The Real Meaning Of The Soviet Russian Flag

If memes have taught us anything about Soviet Russia, it's that the flag flies you. That's because it flies in the face of individual freedoms. The crimson banner bears a hammer and sickle with a star and has become synonymous with the oppression behind the Iron Curtain and the iron fist of Joseph Stalin (whose last name fittingly means "man of steel" in Russian). But as history will remind us, a symbol isn't as simple as its most salient associations, and once upon a time, the notorious hammer and sickle stood for something greater.

Red, white, and sacre bleu

The Soviet flag is partly rooted in the French Revolution. Per Britannica, French revolutionaries used a plain red flag to represent the rights of the masses and opposition to autocratic rule. Both sentiments were echoed in the Russian Revolution, and according to author Paul Spicker, the French Revolution's pursuits of liberty, quality, and fraternity "heavily influenced" Marxism. Red flags took on an explicitly socialist meaning in 1871 when the Paris Commune adopted the Red Banner as an emblem of socialist movements throughout Europe. Per the Independent, in 1889, Irish activist Jim Connell penned "The Red Flag," a song which explicitly couches the crimson banner in terms of socialist solidarity. It mentions the French, Germans, and Russians who embrace the banner, which flies in the face of "the rich man's frown."

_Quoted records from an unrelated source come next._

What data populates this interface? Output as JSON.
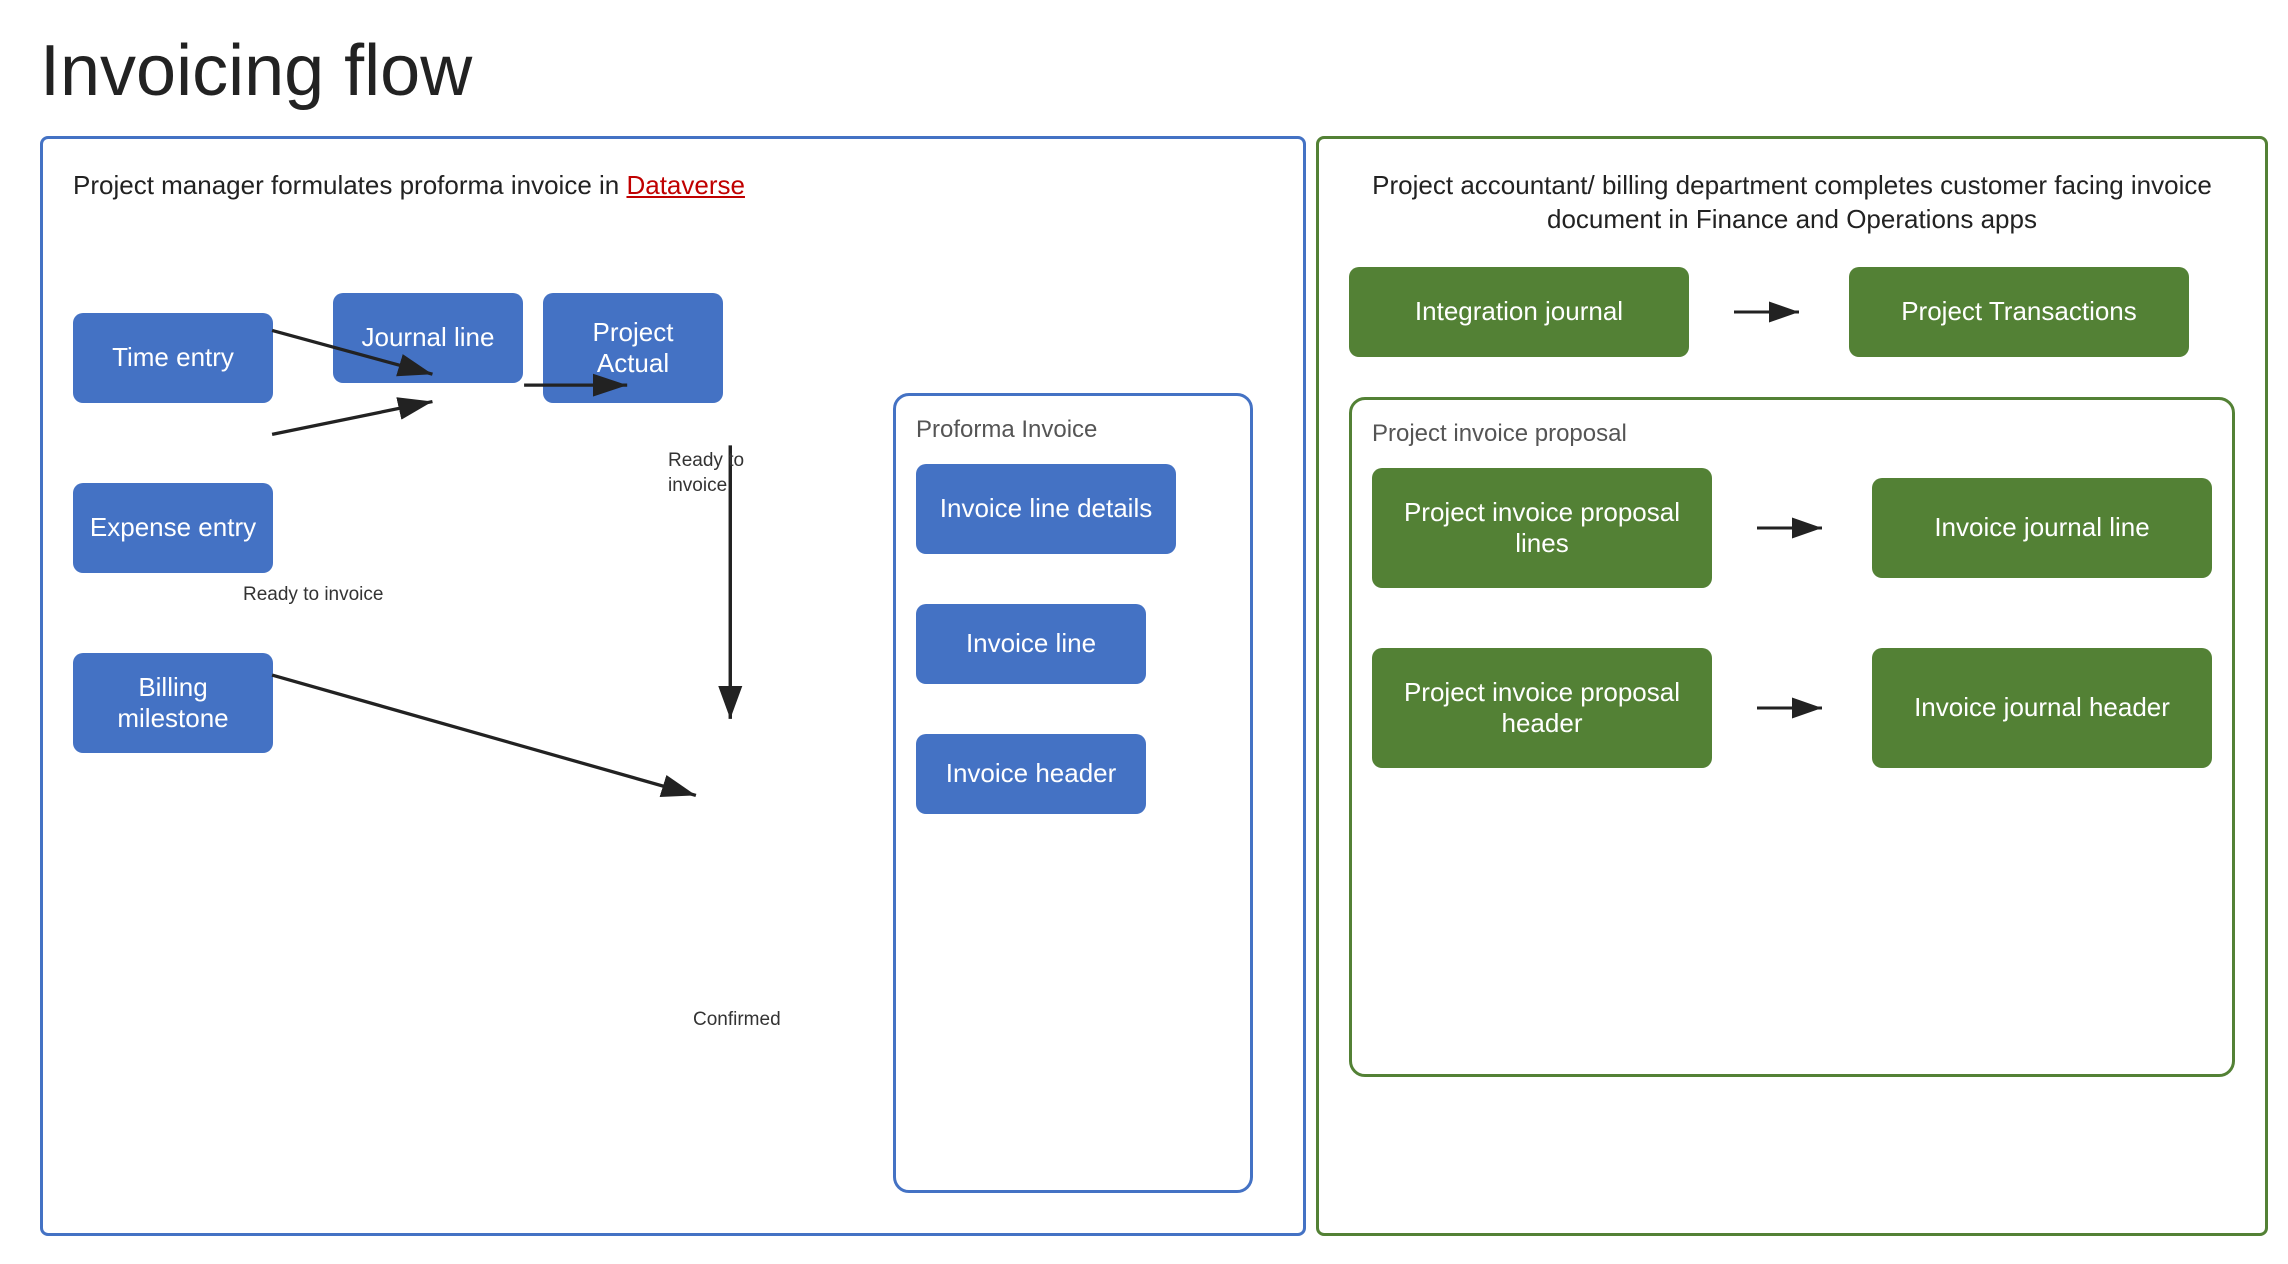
{
  "title": "Invoicing flow",
  "left_panel": {
    "label_part1": "Project manager formulates proforma invoice in ",
    "label_link": "Dataverse",
    "boxes": {
      "time_entry": "Time entry",
      "expense_entry": "Expense entry",
      "billing_milestone": "Billing milestone",
      "journal_line": "Journal line",
      "project_actual": "Project Actual",
      "invoice_line_details": "Invoice line details",
      "invoice_line": "Invoice line",
      "invoice_header": "Invoice header"
    },
    "proforma_label": "Proforma Invoice",
    "labels": {
      "ready_to_invoice1": "Ready to invoice",
      "ready_to_invoice2": "Ready to\ninvoice",
      "confirmed": "Confirmed"
    }
  },
  "right_panel": {
    "label": "Project accountant/ billing department completes customer facing invoice document in Finance and Operations apps",
    "boxes": {
      "integration_journal": "Integration journal",
      "project_transactions": "Project Transactions",
      "project_invoice_proposal_lines": "Project invoice proposal lines",
      "invoice_journal_line": "Invoice journal line",
      "project_invoice_proposal_header": "Project invoice proposal header",
      "invoice_journal_header": "Invoice journal header"
    },
    "proposal_label": "Project invoice proposal",
    "labels": {}
  }
}
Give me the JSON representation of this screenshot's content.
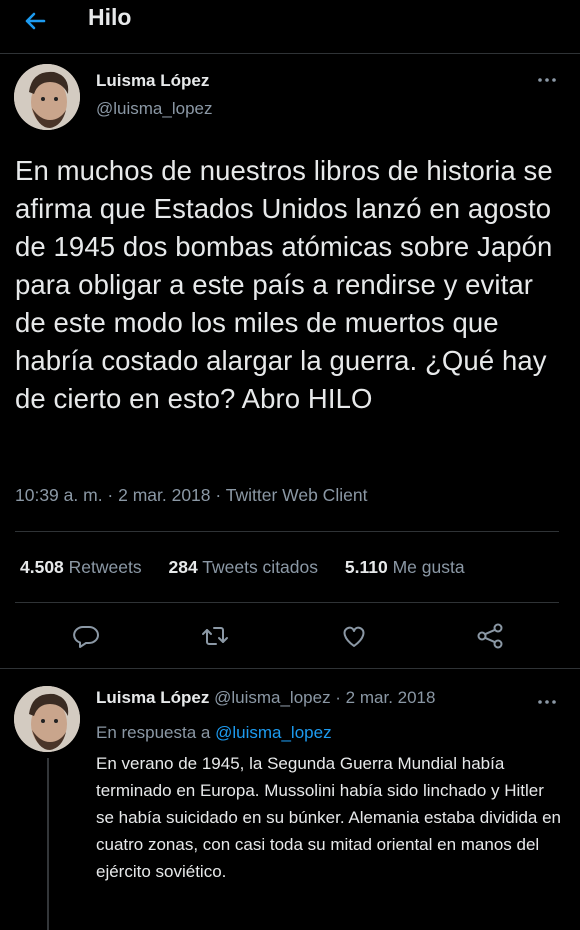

The rise of the Soviet flag

The Soviet Union bloomed like a bloody rose after the 1917 Russian Revolution toppled the Romanov dynasty, per History. The Bolshevik-led Red Army brandished the Red Banner and would spill plenty of red during a civil war with the White Army, which was comprised by capitalists, monarchists, and people who advocated alternative forms of socialism. After a string of executions known as the Red Terror, the Bolsheviks prevailed and instituted the Soviet Union in 1921. 

The Soviet flag design was outlined in the subsequent constitution and unfurled in 1924, according to Britannica. The hammer and sickle were symbolic nods to workers and peasants while the star signaled "the ultimate goal of global communist victory." But rather than fighting the good fight for the downtrodden, the Soviet Union became the oppressive boot on the neck of the people, deviating from socialism and descending into a flaming red hell of totalitarianism.